Last Thursday Tommaso Bianchi was talking about his optimism for the season ahead.
On Friday Leeds United decided to send him for knee surgery. He had an operation yesterday and will spend up to six weeks getting himself fit again.
That’s football as the saying goes but Bianchi will feel aggrieved as he sits with a leg up this week. The midfielder was looking forward to the start of the season. His head coach, Uwe Rosler, made regular use of him in pre-season and talked Bianchi up. “I felt Tommaso was one of the players who really came on,” Rosler said. “It’s a pity.”
The Italian can take comfort from comments like that. Back in May, before Rosler was named as Leeds’ head coach, it was hard to know if Bianchi’s face would fit. Even he admits that the transition from Italy’s Serie B to the Championship was a culture shock and as his first year at Elland Road wore on, he became increasingly anonymous. A cruciate knee injury ended his season early in February.
His latest problem is less serious and Leeds expect that Bianchi will return from cartilage surgery at some point next month. Bianchi for his part is itching to get involved. “I want to stay in Leeds,” he said. “This year we have more experience, especially the international players.

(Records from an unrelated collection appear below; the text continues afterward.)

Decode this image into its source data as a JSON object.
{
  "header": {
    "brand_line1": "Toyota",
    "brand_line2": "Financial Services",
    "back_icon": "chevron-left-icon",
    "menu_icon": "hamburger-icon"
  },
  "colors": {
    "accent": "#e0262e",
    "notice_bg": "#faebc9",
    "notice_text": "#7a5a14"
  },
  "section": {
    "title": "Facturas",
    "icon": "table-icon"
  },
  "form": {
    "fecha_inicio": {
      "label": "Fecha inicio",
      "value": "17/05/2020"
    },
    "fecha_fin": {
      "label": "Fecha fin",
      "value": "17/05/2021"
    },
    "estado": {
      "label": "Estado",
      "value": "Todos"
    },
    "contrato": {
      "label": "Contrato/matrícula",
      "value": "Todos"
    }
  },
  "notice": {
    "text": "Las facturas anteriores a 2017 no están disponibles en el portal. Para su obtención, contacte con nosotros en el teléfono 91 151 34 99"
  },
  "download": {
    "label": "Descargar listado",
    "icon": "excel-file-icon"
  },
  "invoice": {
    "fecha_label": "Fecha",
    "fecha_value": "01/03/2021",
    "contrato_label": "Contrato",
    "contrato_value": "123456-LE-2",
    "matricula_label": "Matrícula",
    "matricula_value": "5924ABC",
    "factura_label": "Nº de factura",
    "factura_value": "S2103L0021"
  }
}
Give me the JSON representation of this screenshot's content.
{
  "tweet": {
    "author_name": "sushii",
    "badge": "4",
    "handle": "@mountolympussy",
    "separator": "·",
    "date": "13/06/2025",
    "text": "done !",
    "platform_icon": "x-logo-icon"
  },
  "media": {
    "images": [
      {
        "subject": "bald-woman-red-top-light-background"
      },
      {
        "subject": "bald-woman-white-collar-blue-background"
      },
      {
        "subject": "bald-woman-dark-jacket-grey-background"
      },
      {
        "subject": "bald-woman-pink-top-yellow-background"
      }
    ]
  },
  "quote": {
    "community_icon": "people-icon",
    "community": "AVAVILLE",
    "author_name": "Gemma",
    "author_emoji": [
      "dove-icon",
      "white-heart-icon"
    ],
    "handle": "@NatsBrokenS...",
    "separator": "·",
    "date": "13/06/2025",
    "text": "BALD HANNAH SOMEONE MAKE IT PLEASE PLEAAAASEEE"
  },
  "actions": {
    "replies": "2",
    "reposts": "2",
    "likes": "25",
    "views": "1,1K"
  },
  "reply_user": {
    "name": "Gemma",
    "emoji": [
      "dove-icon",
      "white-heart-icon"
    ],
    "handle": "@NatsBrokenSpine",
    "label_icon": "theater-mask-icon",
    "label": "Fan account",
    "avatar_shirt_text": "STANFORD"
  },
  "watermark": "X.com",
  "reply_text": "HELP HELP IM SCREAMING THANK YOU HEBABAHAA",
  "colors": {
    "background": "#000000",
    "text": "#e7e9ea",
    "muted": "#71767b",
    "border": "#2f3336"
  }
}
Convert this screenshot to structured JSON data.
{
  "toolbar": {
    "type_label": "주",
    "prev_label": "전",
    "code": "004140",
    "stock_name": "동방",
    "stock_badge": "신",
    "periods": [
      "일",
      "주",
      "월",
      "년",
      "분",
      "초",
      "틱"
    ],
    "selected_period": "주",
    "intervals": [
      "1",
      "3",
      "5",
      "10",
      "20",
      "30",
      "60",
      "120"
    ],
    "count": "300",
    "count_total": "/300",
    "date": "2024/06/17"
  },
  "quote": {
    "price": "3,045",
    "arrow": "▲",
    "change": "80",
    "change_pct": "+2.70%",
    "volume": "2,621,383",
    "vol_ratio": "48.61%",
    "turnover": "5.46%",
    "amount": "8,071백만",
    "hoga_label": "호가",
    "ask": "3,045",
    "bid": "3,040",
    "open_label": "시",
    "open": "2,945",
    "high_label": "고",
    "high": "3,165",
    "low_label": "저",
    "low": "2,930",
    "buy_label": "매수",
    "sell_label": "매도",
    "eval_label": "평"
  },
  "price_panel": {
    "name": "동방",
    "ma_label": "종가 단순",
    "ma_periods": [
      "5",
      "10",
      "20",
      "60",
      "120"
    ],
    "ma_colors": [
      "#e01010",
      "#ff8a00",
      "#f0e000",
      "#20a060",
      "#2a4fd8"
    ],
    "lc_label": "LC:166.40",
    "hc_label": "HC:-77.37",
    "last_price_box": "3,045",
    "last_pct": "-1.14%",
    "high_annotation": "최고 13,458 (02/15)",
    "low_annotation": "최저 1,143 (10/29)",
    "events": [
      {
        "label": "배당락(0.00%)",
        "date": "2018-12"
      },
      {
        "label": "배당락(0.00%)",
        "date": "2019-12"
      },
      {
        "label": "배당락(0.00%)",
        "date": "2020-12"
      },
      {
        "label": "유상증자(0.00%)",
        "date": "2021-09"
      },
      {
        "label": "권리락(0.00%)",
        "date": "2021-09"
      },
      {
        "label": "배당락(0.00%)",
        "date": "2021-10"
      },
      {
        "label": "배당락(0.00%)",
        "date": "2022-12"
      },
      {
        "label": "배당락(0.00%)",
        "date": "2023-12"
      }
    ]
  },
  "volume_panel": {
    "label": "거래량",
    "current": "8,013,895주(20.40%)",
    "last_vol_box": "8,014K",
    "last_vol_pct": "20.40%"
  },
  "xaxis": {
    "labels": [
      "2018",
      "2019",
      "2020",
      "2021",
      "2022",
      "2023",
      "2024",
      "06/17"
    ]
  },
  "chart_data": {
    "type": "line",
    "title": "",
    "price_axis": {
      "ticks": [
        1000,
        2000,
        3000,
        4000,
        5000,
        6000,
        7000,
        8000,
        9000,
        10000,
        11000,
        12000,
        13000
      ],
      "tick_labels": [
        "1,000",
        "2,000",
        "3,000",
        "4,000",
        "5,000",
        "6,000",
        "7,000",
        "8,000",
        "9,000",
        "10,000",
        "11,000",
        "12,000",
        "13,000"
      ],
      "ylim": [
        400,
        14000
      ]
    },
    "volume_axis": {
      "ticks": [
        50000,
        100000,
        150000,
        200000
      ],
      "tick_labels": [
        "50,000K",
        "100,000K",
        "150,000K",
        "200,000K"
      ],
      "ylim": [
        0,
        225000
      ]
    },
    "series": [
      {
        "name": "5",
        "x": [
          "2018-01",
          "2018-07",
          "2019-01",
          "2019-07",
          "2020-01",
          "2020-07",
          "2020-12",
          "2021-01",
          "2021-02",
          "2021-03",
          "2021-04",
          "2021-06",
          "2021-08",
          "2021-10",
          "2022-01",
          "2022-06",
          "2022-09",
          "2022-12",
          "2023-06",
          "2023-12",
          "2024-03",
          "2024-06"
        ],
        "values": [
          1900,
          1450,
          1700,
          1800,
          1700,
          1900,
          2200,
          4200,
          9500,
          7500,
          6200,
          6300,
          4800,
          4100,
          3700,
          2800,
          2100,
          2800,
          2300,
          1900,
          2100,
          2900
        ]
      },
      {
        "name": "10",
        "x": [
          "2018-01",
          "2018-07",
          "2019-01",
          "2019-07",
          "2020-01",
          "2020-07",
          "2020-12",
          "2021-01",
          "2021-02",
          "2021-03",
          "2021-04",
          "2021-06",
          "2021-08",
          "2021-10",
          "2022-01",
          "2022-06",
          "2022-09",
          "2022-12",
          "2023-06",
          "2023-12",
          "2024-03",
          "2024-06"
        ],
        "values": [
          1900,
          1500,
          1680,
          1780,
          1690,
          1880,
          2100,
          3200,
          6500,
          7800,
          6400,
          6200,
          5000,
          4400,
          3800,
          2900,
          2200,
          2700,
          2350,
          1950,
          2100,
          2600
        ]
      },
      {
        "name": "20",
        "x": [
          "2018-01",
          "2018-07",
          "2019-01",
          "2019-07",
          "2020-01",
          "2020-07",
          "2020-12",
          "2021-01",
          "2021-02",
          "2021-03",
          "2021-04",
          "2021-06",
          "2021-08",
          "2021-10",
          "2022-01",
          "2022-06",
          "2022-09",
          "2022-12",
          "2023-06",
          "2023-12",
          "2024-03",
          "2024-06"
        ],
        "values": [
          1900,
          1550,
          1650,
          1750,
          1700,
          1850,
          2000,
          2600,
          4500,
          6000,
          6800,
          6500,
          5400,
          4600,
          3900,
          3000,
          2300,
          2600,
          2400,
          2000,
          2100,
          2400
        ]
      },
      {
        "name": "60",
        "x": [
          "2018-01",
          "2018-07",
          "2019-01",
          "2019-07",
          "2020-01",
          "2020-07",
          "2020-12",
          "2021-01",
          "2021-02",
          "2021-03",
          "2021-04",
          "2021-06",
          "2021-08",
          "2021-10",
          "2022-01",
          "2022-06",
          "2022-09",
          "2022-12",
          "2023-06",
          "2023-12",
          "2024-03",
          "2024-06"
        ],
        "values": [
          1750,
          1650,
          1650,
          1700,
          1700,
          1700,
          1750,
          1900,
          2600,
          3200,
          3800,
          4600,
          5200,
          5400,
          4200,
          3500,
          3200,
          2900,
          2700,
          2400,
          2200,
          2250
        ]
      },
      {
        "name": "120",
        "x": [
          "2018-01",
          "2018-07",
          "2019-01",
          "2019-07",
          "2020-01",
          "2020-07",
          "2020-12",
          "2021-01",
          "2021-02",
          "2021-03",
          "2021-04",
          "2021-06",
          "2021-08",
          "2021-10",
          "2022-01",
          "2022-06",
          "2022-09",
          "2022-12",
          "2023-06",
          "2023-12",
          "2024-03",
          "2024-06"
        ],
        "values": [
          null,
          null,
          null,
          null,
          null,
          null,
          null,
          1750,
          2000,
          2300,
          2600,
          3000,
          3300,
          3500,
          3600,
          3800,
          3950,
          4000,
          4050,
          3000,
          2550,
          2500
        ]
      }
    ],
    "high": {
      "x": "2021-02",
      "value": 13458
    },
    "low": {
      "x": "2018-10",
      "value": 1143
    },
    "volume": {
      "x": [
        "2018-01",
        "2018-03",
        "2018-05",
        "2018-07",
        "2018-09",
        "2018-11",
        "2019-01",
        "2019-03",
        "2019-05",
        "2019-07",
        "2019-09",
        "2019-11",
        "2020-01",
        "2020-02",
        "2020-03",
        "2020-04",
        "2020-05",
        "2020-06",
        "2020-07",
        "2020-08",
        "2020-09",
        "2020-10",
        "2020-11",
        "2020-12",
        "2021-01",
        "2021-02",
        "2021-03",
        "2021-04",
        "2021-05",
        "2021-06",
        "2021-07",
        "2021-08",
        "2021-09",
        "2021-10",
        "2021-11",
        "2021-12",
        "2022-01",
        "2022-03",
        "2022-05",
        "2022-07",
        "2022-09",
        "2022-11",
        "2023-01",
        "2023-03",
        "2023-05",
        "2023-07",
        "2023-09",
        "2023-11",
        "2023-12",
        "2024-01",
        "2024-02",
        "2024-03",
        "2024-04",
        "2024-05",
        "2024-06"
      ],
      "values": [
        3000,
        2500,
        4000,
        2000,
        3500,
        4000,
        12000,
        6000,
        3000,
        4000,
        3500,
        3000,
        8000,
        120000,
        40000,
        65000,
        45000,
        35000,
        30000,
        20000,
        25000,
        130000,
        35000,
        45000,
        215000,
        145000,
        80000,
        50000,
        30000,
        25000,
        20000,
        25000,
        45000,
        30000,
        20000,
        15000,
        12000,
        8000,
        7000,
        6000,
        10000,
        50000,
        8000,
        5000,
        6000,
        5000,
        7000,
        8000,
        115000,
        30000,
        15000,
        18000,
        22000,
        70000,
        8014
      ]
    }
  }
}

“The first year was difficult – getting used to a different culture and the type of football. We understand how they play football here in England now. It’s better for us. I think we’re going to have a very good season.”
How happy Bianchi has been in his 12 months at Elland Road is for him to know. He signed a four-year contract last summer, joining United from Sassuolo, and played regularly during the first half of last season. United’s form was up and down and by Christmas the club were in serious trouble. Bianchi shone in patches at Elland Road but looked less sure of himself away from home.
When the January transfer window opened, it seemed that Bianchi might be heading home. Massimo Cellino, United’s owner, said the midfielder had asked for a transfer in the event that Cellino was hit with an ownership ban by the Football League. Cellino was duly disqualified that month. Modena’s coach, Walter Novellino, also suggested that the 26-year-old wanted to resume his career in Italy.
Bianchi disputes both of those claims. “I don’t understand why there was this news about me, and also this summer, about the chance (of a transfer),” he said. “I never spoke to the president (Cellino) or to the coach of Modena because I wanted to stay in Leeds and show how I can play.
“Maybe in Italy there was news – the coach of Modena wanted me – but it’s not the same as me saying I want to go. There was a misunderstanding maybe. I want to stay here and try to help the team have a very good season.”
Bianchi was happy with his form at the start of last term but conceded that the intensity of the Championship found him out eventually. Nonetheless, he was unfortunate to damage knee ligaments on the night in February when Neil Redfearn, then the club’s head coach, gave him a rare opportunity in a 2-0 win at Reading.
“It was difficult for me because of the change of country, the philosophy of the football, but I think I started well at the beginning of last season,” Bianchi said.
“After December I went down because of my fitness and after that I lost my position because the coach changed the system and the team played better. Then I had some bad luck with the tackle at Reading and after the surgery it was hard.
“But I hope this season will be better. I don’t want to say too much but I’ll continue to work hard and try to play hard.”
That is very much Rosler’s style of play; “heavy metal” as the German – and Jurgen Klopp before him – calls it.
Divisions in United’s multi-national dressing room were evident last season but Rosler has run a tight, disciplined ship since his appointment May. Numerous players, Bianchi among them, have spoken of a more healthy atmosphere at Thorp Arch.
“The coach is very good with a lot of experience,” Bianchi said. “He’s trying to build a good team with good team spirit.
“We have a very good team spirit – better than last year – and we’ve signed a lot of good players.
“We have more organisation in the team and we try to play in two or three systems. If we play 4-4-2 or 4-3-2-1, I play in the middle and that is my role. If we play 4-3-3 I also play in the middle and I’m happy with this coach because I play in the right position. In Italy I played every time in the middle, every match.”
Bianchi sat with Luke Murphy – another midfielder who is recovering from knee surgery – during Saturday’s 2-0 win over Everton at Elland Road, a rousing performance which caught the imagination of a crowd of more than 17,000.
Whatever Rosler’s squad are truly aiming for over the next nine months, the players all agree that the club should be finishing higher up the Championship than they did last season.
“If we stay together in the bad moments – because it’s a long season and bad moments are possible – we can go up the table,” Bianchi said.
“It will be a very hard season but we’ll try to do our best and try to get into the top six.”